:: EXERCISE REQUIREMENTS ::
I would like the records restated word for word, without the pictures.

:: PROVIDED DATA ::
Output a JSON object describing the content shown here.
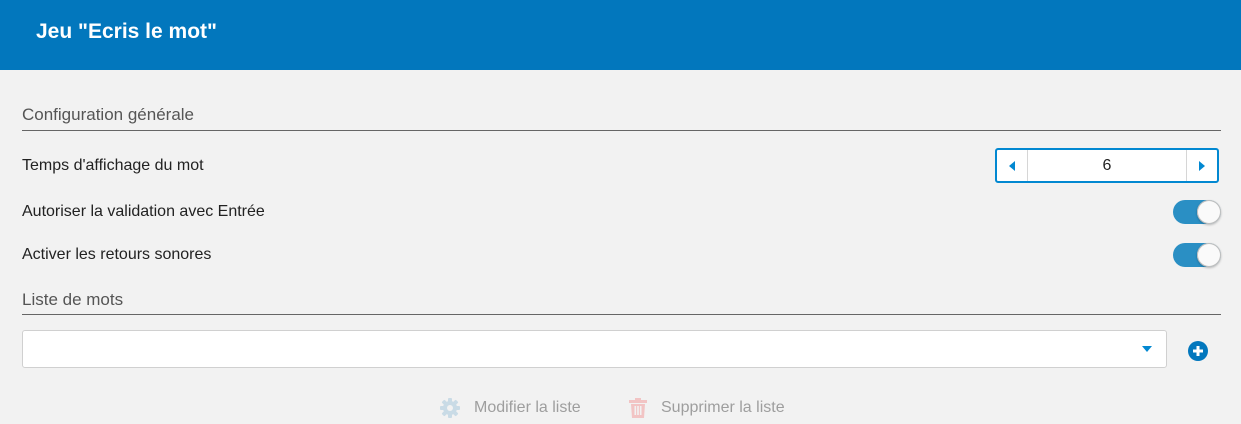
{
  "header": {
    "title": "Jeu \"Ecris le mot\""
  },
  "colors": {
    "header_bg": "#0277bd",
    "accent": "#0288d1",
    "toggle_on": "#2a8fc4",
    "disabled": "#9e9e9e"
  },
  "general": {
    "section_title": "Configuration générale",
    "display_time": {
      "label": "Temps d'affichage du mot",
      "value": "6"
    },
    "enter_validation": {
      "label": "Autoriser la validation avec Entrée",
      "enabled": true
    },
    "sound_feedback": {
      "label": "Activer les retours sonores",
      "enabled": true
    }
  },
  "words": {
    "section_title": "Liste de mots",
    "selected_list": "",
    "actions": {
      "edit_label": "Modifier la liste",
      "delete_label": "Supprimer la liste"
    }
  },
  "icons": {
    "edit": "gear-icon",
    "delete": "trash-icon",
    "add": "plus-circle-icon",
    "dropdown": "caret-down-icon"
  }
}
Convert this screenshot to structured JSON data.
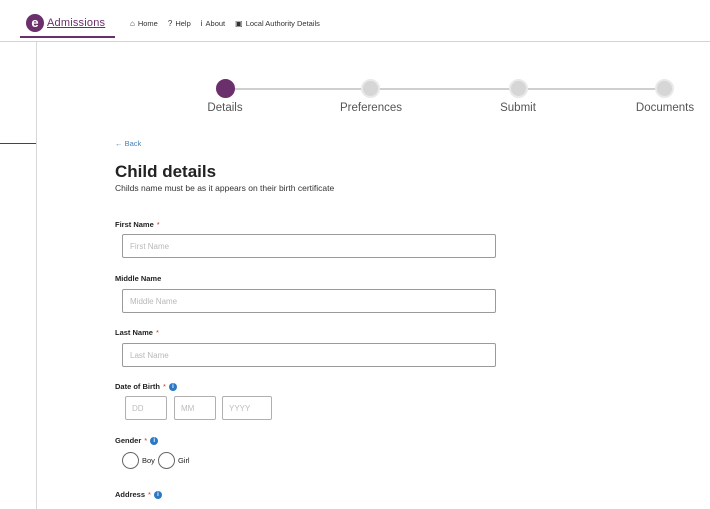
{
  "brand": {
    "logo_letter": "e",
    "name": "Admissions"
  },
  "nav": [
    {
      "icon": "home-icon",
      "glyph": "⌂",
      "label": "Home"
    },
    {
      "icon": "help-icon",
      "glyph": "?",
      "label": "Help"
    },
    {
      "icon": "info-icon",
      "glyph": "i",
      "label": "About"
    },
    {
      "icon": "building-icon",
      "glyph": "▣",
      "label": "Local Authority Details"
    }
  ],
  "stepper": [
    {
      "label": "Details",
      "active": true
    },
    {
      "label": "Preferences",
      "active": false
    },
    {
      "label": "Submit",
      "active": false
    },
    {
      "label": "Documents",
      "active": false
    }
  ],
  "form": {
    "back_label": "← Back",
    "title": "Child details",
    "subtitle": "Childs name must be as it appears on their birth certificate",
    "first_name": {
      "label": "First Name",
      "required_mark": "*",
      "placeholder": "First Name",
      "value": ""
    },
    "middle_name": {
      "label": "Middle Name",
      "placeholder": "Middle Name",
      "value": ""
    },
    "last_name": {
      "label": "Last Name",
      "required_mark": "*",
      "placeholder": "Last Name",
      "value": ""
    },
    "dob": {
      "label": "Date of Birth",
      "required_mark": "*",
      "day_placeholder": "DD",
      "month_placeholder": "MM",
      "year_placeholder": "YYYY"
    },
    "gender": {
      "label": "Gender",
      "required_mark": "*",
      "options": [
        "Boy",
        "Girl"
      ]
    },
    "address": {
      "label": "Address",
      "required_mark": "*"
    }
  },
  "colors": {
    "brand": "#6b2f6b",
    "info": "#2b78c5",
    "required": "#c0392b"
  }
}
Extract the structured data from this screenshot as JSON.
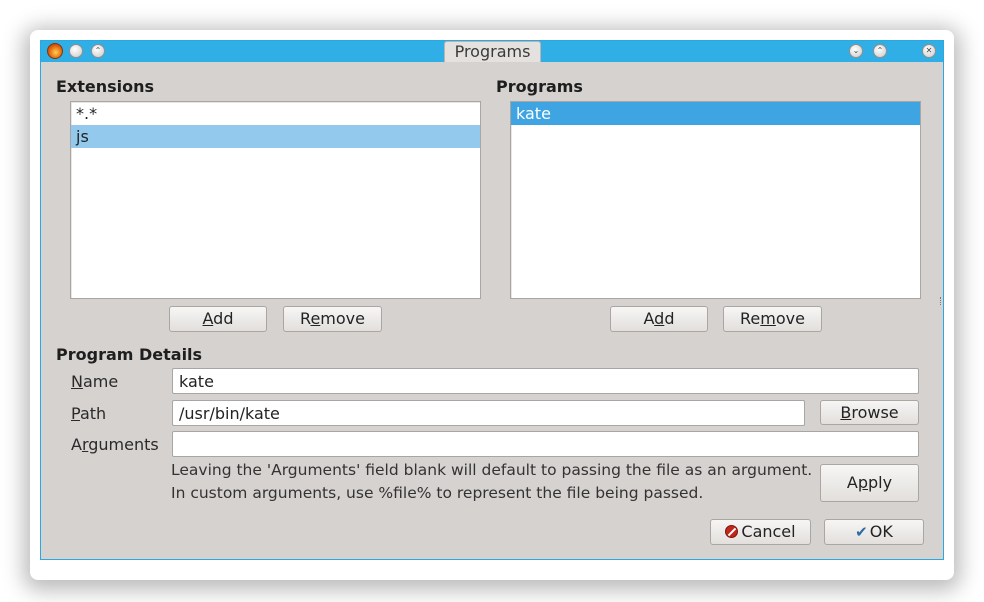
{
  "window": {
    "title": "Programs"
  },
  "titlebar": {
    "buttons": {
      "min": "·",
      "max": "⌃",
      "close": "✕",
      "shade_down": "⌄",
      "shade_up": "⌃"
    }
  },
  "extensions": {
    "label": "Extensions",
    "items": [
      "*.*",
      "js"
    ],
    "selected": "js",
    "add": {
      "accel": "A",
      "rest": "dd"
    },
    "remove": {
      "pre": "R",
      "accel": "e",
      "rest": "move"
    }
  },
  "programs": {
    "label": "Programs",
    "items": [
      "kate"
    ],
    "selected": "kate",
    "add": {
      "pre": "A",
      "accel": "d",
      "rest": "d"
    },
    "remove": {
      "pre": "Re",
      "accel": "m",
      "rest": "ove"
    }
  },
  "details": {
    "label": "Program Details",
    "name": {
      "accel": "N",
      "rest": "ame",
      "value": "kate"
    },
    "path": {
      "accel": "P",
      "rest": "ath",
      "value": "/usr/bin/kate"
    },
    "arguments": {
      "pre": "A",
      "accel": "r",
      "rest": "guments",
      "value": ""
    },
    "browse": {
      "accel": "B",
      "rest": "rowse"
    },
    "apply": {
      "pre": "A",
      "accel": "p",
      "rest": "ply"
    },
    "help_line1": "Leaving the 'Arguments' field blank will default to passing the file as an argument.",
    "help_line2": "In custom arguments, use %file% to represent the file being passed."
  },
  "footer": {
    "cancel": "Cancel",
    "ok": "OK"
  },
  "colors": {
    "titlebar": "#30aee6",
    "window_bg": "#d6d2d0",
    "selection_soft": "#93c9ec",
    "selection_strong": "#3fa4e2"
  }
}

:: ANSWER TO THIS EXERCISE ::
Output a JSON object describing the content shown here.
{
  "header": {
    "title": "Jeu \"Ecris le mot\""
  },
  "colors": {
    "header_bg": "#0277bd",
    "accent": "#0288d1",
    "toggle_on": "#2a8fc4",
    "disabled": "#9e9e9e"
  },
  "general": {
    "section_title": "Configuration générale",
    "display_time": {
      "label": "Temps d'affichage du mot",
      "value": "6"
    },
    "enter_validation": {
      "label": "Autoriser la validation avec Entrée",
      "enabled": true
    },
    "sound_feedback": {
      "label": "Activer les retours sonores",
      "enabled": true
    }
  },
  "words": {
    "section_title": "Liste de mots",
    "selected_list": "",
    "actions": {
      "edit_label": "Modifier la liste",
      "delete_label": "Supprimer la liste"
    }
  },
  "icons": {
    "edit": "gear-icon",
    "delete": "trash-icon",
    "add": "plus-circle-icon",
    "dropdown": "caret-down-icon"
  }
}
Convert this screenshot to structured JSON data.
{
  "brand": {
    "logo_letter": "e",
    "name": "Admissions"
  },
  "nav": [
    {
      "icon": "home-icon",
      "glyph": "⌂",
      "label": "Home"
    },
    {
      "icon": "help-icon",
      "glyph": "?",
      "label": "Help"
    },
    {
      "icon": "info-icon",
      "glyph": "i",
      "label": "About"
    },
    {
      "icon": "building-icon",
      "glyph": "▣",
      "label": "Local Authority Details"
    }
  ],
  "stepper": [
    {
      "label": "Details",
      "active": true
    },
    {
      "label": "Preferences",
      "active": false
    },
    {
      "label": "Submit",
      "active": false
    },
    {
      "label": "Documents",
      "active": false
    }
  ],
  "form": {
    "back_label": "← Back",
    "title": "Child details",
    "subtitle": "Childs name must be as it appears on their birth certificate",
    "first_name": {
      "label": "First Name",
      "required_mark": "*",
      "placeholder": "First Name",
      "value": ""
    },
    "middle_name": {
      "label": "Middle Name",
      "placeholder": "Middle Name",
      "value": ""
    },
    "last_name": {
      "label": "Last Name",
      "required_mark": "*",
      "placeholder": "Last Name",
      "value": ""
    },
    "dob": {
      "label": "Date of Birth",
      "required_mark": "*",
      "day_placeholder": "DD",
      "month_placeholder": "MM",
      "year_placeholder": "YYYY"
    },
    "gender": {
      "label": "Gender",
      "required_mark": "*",
      "options": [
        "Boy",
        "Girl"
      ]
    },
    "address": {
      "label": "Address",
      "required_mark": "*"
    }
  },
  "colors": {
    "brand": "#6b2f6b",
    "info": "#2b78c5",
    "required": "#c0392b"
  }
}
Extract the structured data from this screenshot as JSON.
{
  "window": {
    "title": "Programs"
  },
  "titlebar": {
    "buttons": {
      "min": "·",
      "max": "⌃",
      "close": "✕",
      "shade_down": "⌄",
      "shade_up": "⌃"
    }
  },
  "extensions": {
    "label": "Extensions",
    "items": [
      "*.*",
      "js"
    ],
    "selected": "js",
    "add": {
      "accel": "A",
      "rest": "dd"
    },
    "remove": {
      "pre": "R",
      "accel": "e",
      "rest": "move"
    }
  },
  "programs": {
    "label": "Programs",
    "items": [
      "kate"
    ],
    "selected": "kate",
    "add": {
      "pre": "A",
      "accel": "d",
      "rest": "d"
    },
    "remove": {
      "pre": "Re",
      "accel": "m",
      "rest": "ove"
    }
  },
  "details": {
    "label": "Program Details",
    "name": {
      "accel": "N",
      "rest": "ame",
      "value": "kate"
    },
    "path": {
      "accel": "P",
      "rest": "ath",
      "value": "/usr/bin/kate"
    },
    "arguments": {
      "pre": "A",
      "accel": "r",
      "rest": "guments",
      "value": ""
    },
    "browse": {
      "accel": "B",
      "rest": "rowse"
    },
    "apply": {
      "pre": "A",
      "accel": "p",
      "rest": "ply"
    },
    "help_line1": "Leaving the 'Arguments' field blank will default to passing the file as an argument.",
    "help_line2": "In custom arguments, use %file% to represent the file being passed."
  },
  "footer": {
    "cancel": "Cancel",
    "ok": "OK"
  },
  "colors": {
    "titlebar": "#30aee6",
    "window_bg": "#d6d2d0",
    "selection_soft": "#93c9ec",
    "selection_strong": "#3fa4e2"
  }
}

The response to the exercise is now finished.